"Certainly there will be a flood, but most of them will be screened out immediately," says state Rep. Joe Hackney (D), an architect of the committee that led to the commission's creation. "There'll be a few that get investigated, even fewer where there's relief granted. Maybe even none."
Five of eight commissioners must agree to pass it on to a three-judge panel, which has to vote unanimously to exonerate a convicted inmate. The commission will look at new evidence that's come to light since the trial, but will not consider legal technicalities. It can take years of appeals in many states before the appellate system looks at evidence that was not introduced to the jury at trial.
"The innocence commission is a response to the fact that our system doesn't have a process for reevaluating the innocence or guilt of somebody who has been convicted," says Sam Gross, a law professor at the University of Michigan Law School. "There's a hole in the middle of the process."

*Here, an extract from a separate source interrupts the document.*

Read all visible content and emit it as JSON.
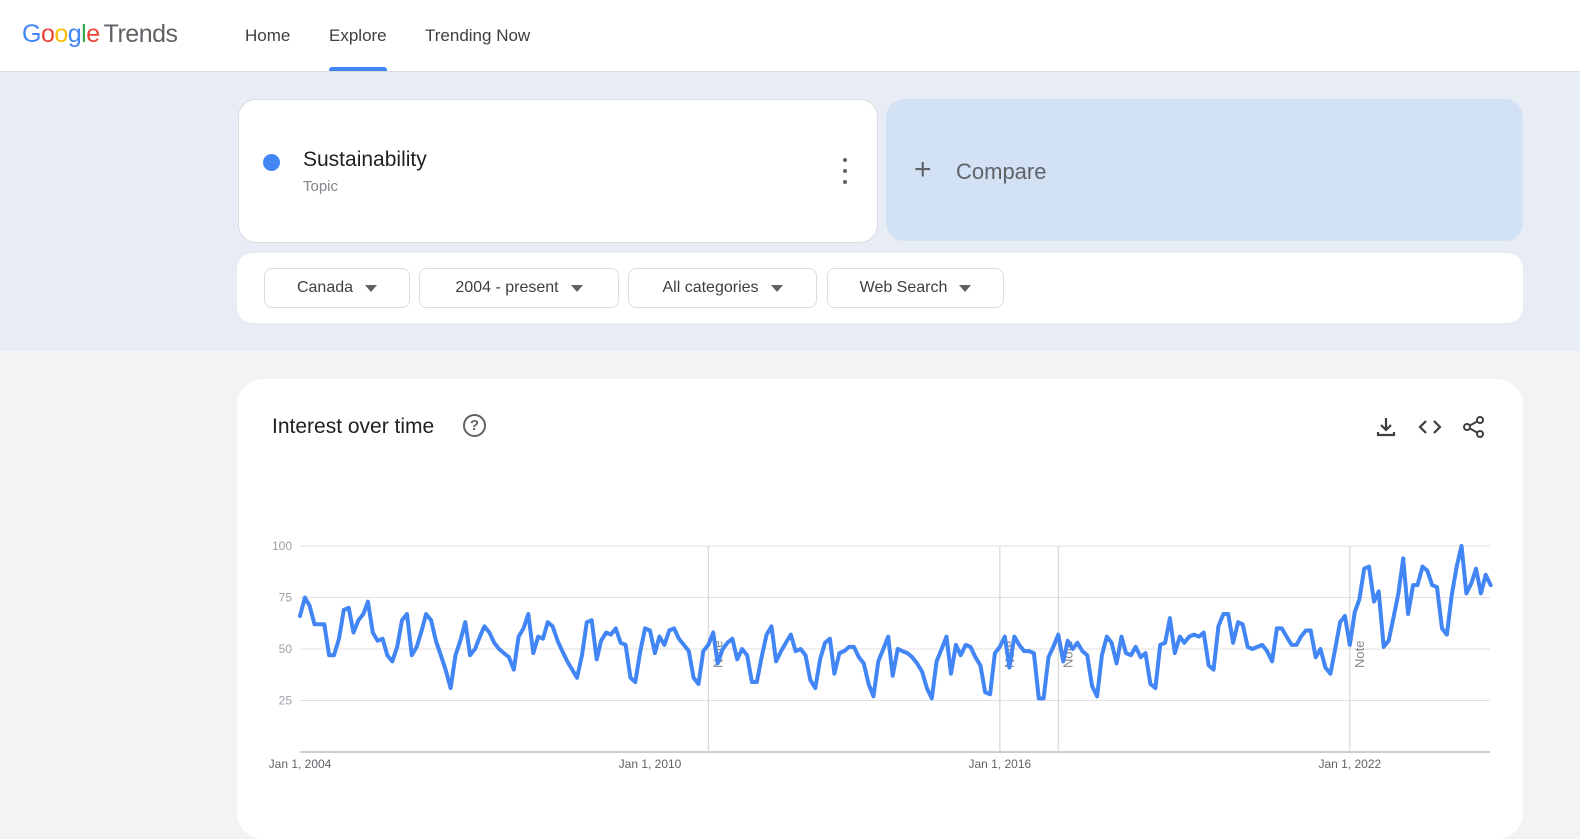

But critics say that many states - including Texas - have laws that allow such "actual innocence" claims to be litigated early on in the appeals process. Many death penalty proponents - and critics - agree that there's no irrefutable proof that any innocent person has been executed in the US since the death penalty was reinstated in 1976. Proponents say this proves the system works.
Prosecutors, too, wonder whether the commission will work. An early proposal, which would have allowed those who pleaded guilty in court to claim innocence, was changed so that they will have to wait two years to apply.
"Everybody in prison says they're innocent, so our concern was that if you open it up to all guilty pleas, it would swamp the commission before it ever got started," says Peg Dorer, director of the North Carolina Conference of District Attorneys in Raleigh.
Some see the innocence commission as a victory for activists in one of the busiest death penalty states among the 37 that allow capital punishment. Dozens of communities and hundreds of businesses and churches have called for a moratorium on the death penalty.
The Raleigh-Durham-Chapel Hill "Triangle," a politically left-leaning part of the state, has become a wellspring for activists. At North Carolina's Central Prison in Raleigh - the site of death row and the execution chamber - protesters have engaged in acts of civil disobedience in the driveway to the prison.
Yet even some activists who oppose the death penalty have concerns about the motivations behind the new commission.
"[Commission members] all have their own biases, so how fair is it going to be?" says Scott Langley, an activist in Raleigh. "Time will tell."
For some, the new law offers renewed hope. Roberta and Elmer McNeill have been fighting for 13 years to free their son, Elmer Ray McNeill Jr., who they say is innocent despite his conviction for the murder of two grocery store clerks in an armed robbery.
At a recent gathering at a Raleigh church, the McNeills told a small group of activists that the prosecutor tricked the judge and later met jurors for lunch during the trial. If so, that would be grounds for an appeal.
Said John Strange, of the People of Faith Against the Death Penalty: "I imagine that when you tell friends or you tell strangers this story, they don't believe you."
"No, they don't," said Ms. McNeill.
Perhaps now somebody will. The McNeills say they will be among the first to file papers when the commission opens.
• Jesse DeConto in Chapel Hill, N.C., contributed to this report.